[Data about app and page elements]
━━━━━━━━

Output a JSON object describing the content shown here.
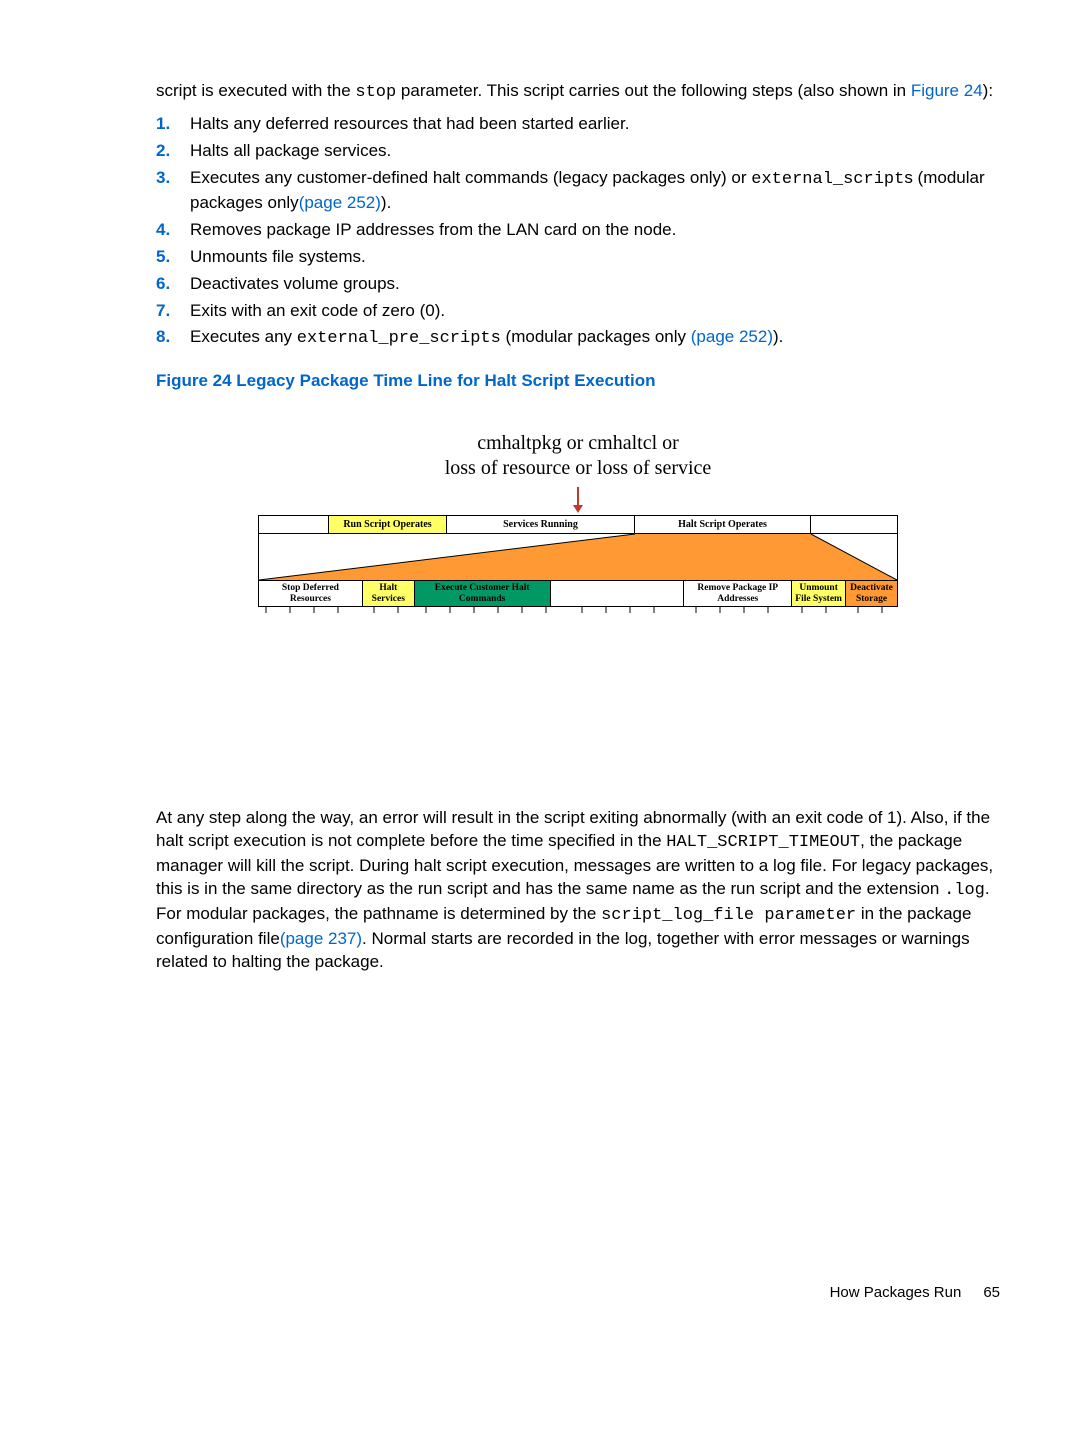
{
  "intro": {
    "p1a": "script is executed with the ",
    "code1": "stop",
    "p1b": " parameter. This script carries out the following steps (also shown in ",
    "link1": "Figure 24",
    "p1c": "):"
  },
  "steps": [
    {
      "n": "1.",
      "pre": "Halts any deferred resources that had been started earlier."
    },
    {
      "n": "2.",
      "pre": "Halts all package services."
    },
    {
      "n": "3.",
      "pre": "Executes any customer-defined halt commands (legacy packages only) or ",
      "code": "external_script",
      "post": "s (modular packages only",
      "link": "(page 252)",
      "tail": ")."
    },
    {
      "n": "4.",
      "pre": "Removes package IP addresses from the LAN card on the node."
    },
    {
      "n": "5.",
      "pre": "Unmounts file systems."
    },
    {
      "n": "6.",
      "pre": "Deactivates volume groups."
    },
    {
      "n": "7.",
      "pre": "Exits with an exit code of zero (0)."
    },
    {
      "n": "8.",
      "pre": "Executes any ",
      "code": "external_pre_scripts",
      "post": " (modular packages only ",
      "link": "(page 252)",
      "tail": ")."
    }
  ],
  "figTitle": "Figure 24 Legacy Package Time Line for Halt Script Execution",
  "fig": {
    "topline1": "cmhaltpkg or cmhaltcl or",
    "topline2": "loss of resource or loss of service",
    "row1": {
      "run": "Run Script Operates",
      "svc": "Services Running",
      "halt": "Halt Script Operates"
    },
    "row2": {
      "stopdef": "Stop Deferred Resources",
      "haltsvc": "Halt Services",
      "exec": "Execute Customer Halt Commands",
      "remip": "Remove Package IP Addresses",
      "umnt": "Unmount File System",
      "deact": "Deactivate Storage"
    }
  },
  "para": {
    "a": "At any step along the way, an error will result in the script exiting abnormally (with an exit code of 1). Also, if the halt script execution is not complete before the time specified in the ",
    "code1": "HALT_SCRIPT_TIMEOUT",
    "b": ", the package manager will kill the script. During halt script execution, messages are written to a log file. For legacy packages, this is in the same directory as the run script and has the same name as the run script and the extension ",
    "code2": ".log",
    "c": ". For modular packages, the pathname is determined by the ",
    "code3": "script_log_file parameter",
    "d": " in the package configuration file",
    "link": "(page 237)",
    "e": ". Normal starts are recorded in the log, together with error messages or warnings related to halting the package."
  },
  "footer": {
    "section": "How Packages Run",
    "page": "65"
  }
}
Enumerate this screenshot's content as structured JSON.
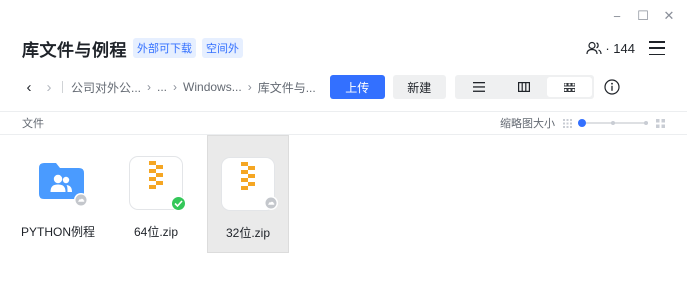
{
  "window": {
    "controls": [
      "−",
      "☐",
      "✕"
    ]
  },
  "header": {
    "title": "库文件与例程",
    "tags": [
      "外部可下载",
      "空间外"
    ],
    "member_count": "· 144"
  },
  "nav": {
    "back": "‹",
    "forward": "›",
    "crumbs": [
      "公司对外公...",
      "...",
      "Windows...",
      "库文件与..."
    ],
    "crumb_sep": "›",
    "upload_label": "上传",
    "new_label": "新建"
  },
  "section": {
    "label": "文件",
    "thumb_size_label": "缩略图大小"
  },
  "colors": {
    "accent": "#3370ff",
    "folder": "#4a9bff",
    "zip_stripe": "#f5a623",
    "synced": "#34c759"
  },
  "files": [
    {
      "name": "PYTHON例程",
      "type": "folder",
      "status": "cloud"
    },
    {
      "name": "64位.zip",
      "type": "zip",
      "status": "synced"
    },
    {
      "name": "32位.zip",
      "type": "zip",
      "status": "cloud"
    }
  ]
}
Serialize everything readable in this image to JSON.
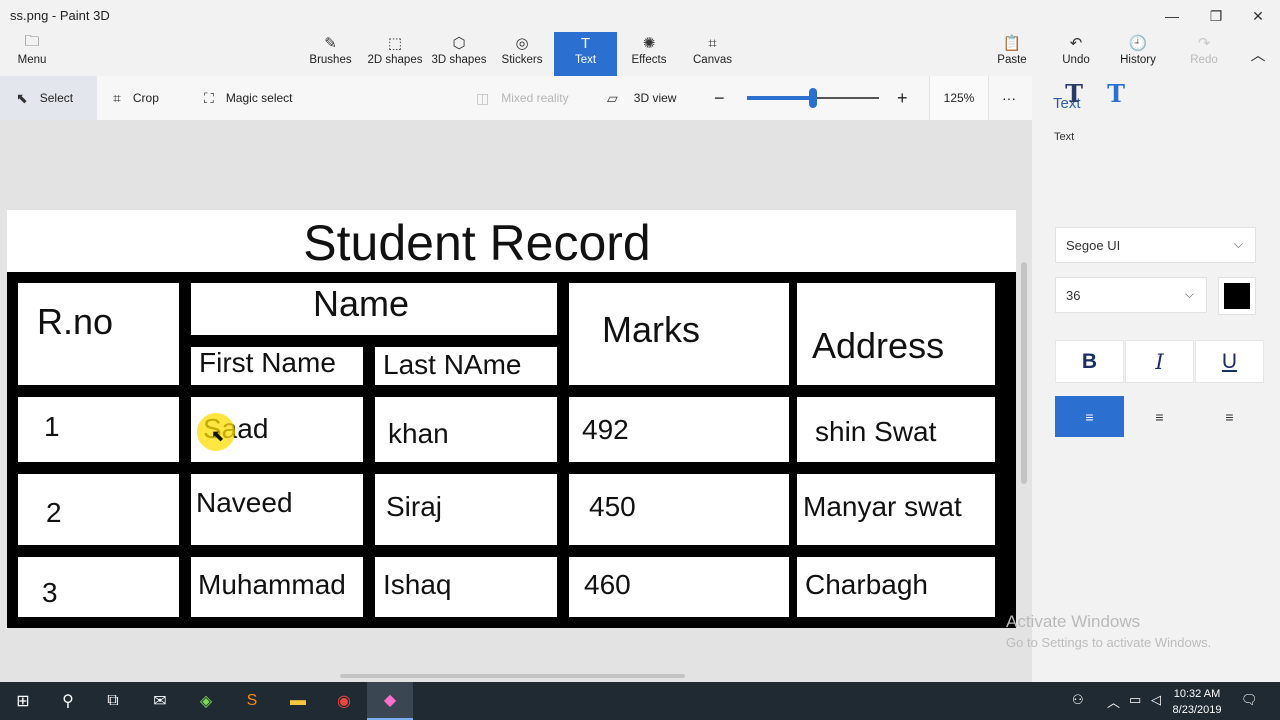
{
  "window": {
    "title": "ss.png - Paint 3D"
  },
  "ribbon": {
    "menu": "Menu",
    "items": [
      {
        "label": "Brushes",
        "icon": "brush-icon",
        "glyph": "✎"
      },
      {
        "label": "2D shapes",
        "icon": "2d-shapes-icon",
        "glyph": "⬚"
      },
      {
        "label": "3D shapes",
        "icon": "3d-shapes-icon",
        "glyph": "⬡"
      },
      {
        "label": "Stickers",
        "icon": "stickers-icon",
        "glyph": "◎"
      },
      {
        "label": "Text",
        "icon": "text-icon",
        "glyph": "T"
      },
      {
        "label": "Effects",
        "icon": "effects-icon",
        "glyph": "✺"
      },
      {
        "label": "Canvas",
        "icon": "canvas-icon",
        "glyph": "⌗"
      }
    ],
    "active": "Text",
    "right": [
      {
        "label": "Paste",
        "icon": "paste-icon",
        "glyph": "📋"
      },
      {
        "label": "Undo",
        "icon": "undo-icon",
        "glyph": "↶"
      },
      {
        "label": "History",
        "icon": "history-icon",
        "glyph": "🕘"
      },
      {
        "label": "Redo",
        "icon": "redo-icon",
        "glyph": "↷"
      }
    ]
  },
  "toolbar": {
    "select": "Select",
    "crop": "Crop",
    "magic_select": "Magic select",
    "mixed_reality": "Mixed reality",
    "view_3d": "3D view",
    "zoom": "125%",
    "zoom_fraction": 0.5,
    "more": "···"
  },
  "canvas": {
    "title": "Student Record",
    "headers": {
      "rno": "R.no",
      "name": "Name",
      "first": "First Name",
      "last": "Last NAme",
      "marks": "Marks",
      "address": "Address"
    },
    "rows": [
      {
        "rno": "1",
        "first": "Saad",
        "last": "khan",
        "marks": "492",
        "address": "shin Swat"
      },
      {
        "rno": "2",
        "first": "Naveed",
        "last": "Siraj",
        "marks": "450",
        "address": "Manyar swat"
      },
      {
        "rno": "3",
        "first": "Muhammad",
        "last": "Ishaq",
        "marks": "460",
        "address": "Charbagh"
      }
    ]
  },
  "panel": {
    "title": "Text",
    "section": "Text",
    "font": "Segoe UI",
    "size": "36",
    "color": "#000000",
    "bold": "B",
    "italic": "I",
    "underline": "U"
  },
  "watermark": {
    "line1": "Activate Windows",
    "line2": "Go to Settings to activate Windows."
  },
  "taskbar": {
    "time": "10:32 AM",
    "date": "8/23/2019"
  }
}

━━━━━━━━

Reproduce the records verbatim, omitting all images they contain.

Written answer:
Output a JSON object describing the content shown here.
{
  "intro": {
    "p1a": "script is executed with the ",
    "code1": "stop",
    "p1b": " parameter. This script carries out the following steps (also shown in ",
    "link1": "Figure 24",
    "p1c": "):"
  },
  "steps": [
    {
      "n": "1.",
      "pre": "Halts any deferred resources that had been started earlier."
    },
    {
      "n": "2.",
      "pre": "Halts all package services."
    },
    {
      "n": "3.",
      "pre": "Executes any customer-defined halt commands (legacy packages only) or ",
      "code": "external_script",
      "post": "s (modular packages only",
      "link": "(page 252)",
      "tail": ")."
    },
    {
      "n": "4.",
      "pre": "Removes package IP addresses from the LAN card on the node."
    },
    {
      "n": "5.",
      "pre": "Unmounts file systems."
    },
    {
      "n": "6.",
      "pre": "Deactivates volume groups."
    },
    {
      "n": "7.",
      "pre": "Exits with an exit code of zero (0)."
    },
    {
      "n": "8.",
      "pre": "Executes any ",
      "code": "external_pre_scripts",
      "post": " (modular packages only ",
      "link": "(page 252)",
      "tail": ")."
    }
  ],
  "figTitle": "Figure 24 Legacy Package Time Line for Halt Script Execution",
  "fig": {
    "topline1": "cmhaltpkg or cmhaltcl or",
    "topline2": "loss of resource or loss of service",
    "row1": {
      "run": "Run Script Operates",
      "svc": "Services Running",
      "halt": "Halt Script Operates"
    },
    "row2": {
      "stopdef": "Stop Deferred Resources",
      "haltsvc": "Halt Services",
      "exec": "Execute Customer Halt Commands",
      "remip": "Remove Package IP Addresses",
      "umnt": "Unmount File System",
      "deact": "Deactivate Storage"
    }
  },
  "para": {
    "a": "At any step along the way, an error will result in the script exiting abnormally (with an exit code of 1). Also, if the halt script execution is not complete before the time specified in the ",
    "code1": "HALT_SCRIPT_TIMEOUT",
    "b": ", the package manager will kill the script. During halt script execution, messages are written to a log file. For legacy packages, this is in the same directory as the run script and has the same name as the run script and the extension ",
    "code2": ".log",
    "c": ". For modular packages, the pathname is determined by the ",
    "code3": "script_log_file parameter",
    "d": " in the package configuration file",
    "link": "(page 237)",
    "e": ". Normal starts are recorded in the log, together with error messages or warnings related to halting the package."
  },
  "footer": {
    "section": "How Packages Run",
    "page": "65"
  }
}
Enumerate this screenshot's content as structured JSON.
{
  "window": {
    "controls": [
      "−",
      "☐",
      "✕"
    ]
  },
  "header": {
    "title": "库文件与例程",
    "tags": [
      "外部可下载",
      "空间外"
    ],
    "member_count": "· 144"
  },
  "nav": {
    "back": "‹",
    "forward": "›",
    "crumbs": [
      "公司对外公...",
      "...",
      "Windows...",
      "库文件与..."
    ],
    "crumb_sep": "›",
    "upload_label": "上传",
    "new_label": "新建"
  },
  "section": {
    "label": "文件",
    "thumb_size_label": "缩略图大小"
  },
  "colors": {
    "accent": "#3370ff",
    "folder": "#4a9bff",
    "zip_stripe": "#f5a623",
    "synced": "#34c759"
  },
  "files": [
    {
      "name": "PYTHON例程",
      "type": "folder",
      "status": "cloud"
    },
    {
      "name": "64位.zip",
      "type": "zip",
      "status": "synced"
    },
    {
      "name": "32位.zip",
      "type": "zip",
      "status": "cloud"
    }
  ]
}
Serialize everything readable in this image to JSON.
{
  "window": {
    "title": "ss.png - Paint 3D"
  },
  "ribbon": {
    "menu": "Menu",
    "items": [
      {
        "label": "Brushes",
        "icon": "brush-icon",
        "glyph": "✎"
      },
      {
        "label": "2D shapes",
        "icon": "2d-shapes-icon",
        "glyph": "⬚"
      },
      {
        "label": "3D shapes",
        "icon": "3d-shapes-icon",
        "glyph": "⬡"
      },
      {
        "label": "Stickers",
        "icon": "stickers-icon",
        "glyph": "◎"
      },
      {
        "label": "Text",
        "icon": "text-icon",
        "glyph": "T"
      },
      {
        "label": "Effects",
        "icon": "effects-icon",
        "glyph": "✺"
      },
      {
        "label": "Canvas",
        "icon": "canvas-icon",
        "glyph": "⌗"
      }
    ],
    "active": "Text",
    "right": [
      {
        "label": "Paste",
        "icon": "paste-icon",
        "glyph": "📋"
      },
      {
        "label": "Undo",
        "icon": "undo-icon",
        "glyph": "↶"
      },
      {
        "label": "History",
        "icon": "history-icon",
        "glyph": "🕘"
      },
      {
        "label": "Redo",
        "icon": "redo-icon",
        "glyph": "↷"
      }
    ]
  },
  "toolbar": {
    "select": "Select",
    "crop": "Crop",
    "magic_select": "Magic select",
    "mixed_reality": "Mixed reality",
    "view_3d": "3D view",
    "zoom": "125%",
    "zoom_fraction": 0.5,
    "more": "···"
  },
  "canvas": {
    "title": "Student Record",
    "headers": {
      "rno": "R.no",
      "name": "Name",
      "first": "First Name",
      "last": "Last NAme",
      "marks": "Marks",
      "address": "Address"
    },
    "rows": [
      {
        "rno": "1",
        "first": "Saad",
        "last": "khan",
        "marks": "492",
        "address": "shin Swat"
      },
      {
        "rno": "2",
        "first": "Naveed",
        "last": "Siraj",
        "marks": "450",
        "address": "Manyar swat"
      },
      {
        "rno": "3",
        "first": "Muhammad",
        "last": "Ishaq",
        "marks": "460",
        "address": "Charbagh"
      }
    ]
  },
  "panel": {
    "title": "Text",
    "section": "Text",
    "font": "Segoe UI",
    "size": "36",
    "color": "#000000",
    "bold": "B",
    "italic": "I",
    "underline": "U"
  },
  "watermark": {
    "line1": "Activate Windows",
    "line2": "Go to Settings to activate Windows."
  },
  "taskbar": {
    "time": "10:32 AM",
    "date": "8/23/2019"
  }
}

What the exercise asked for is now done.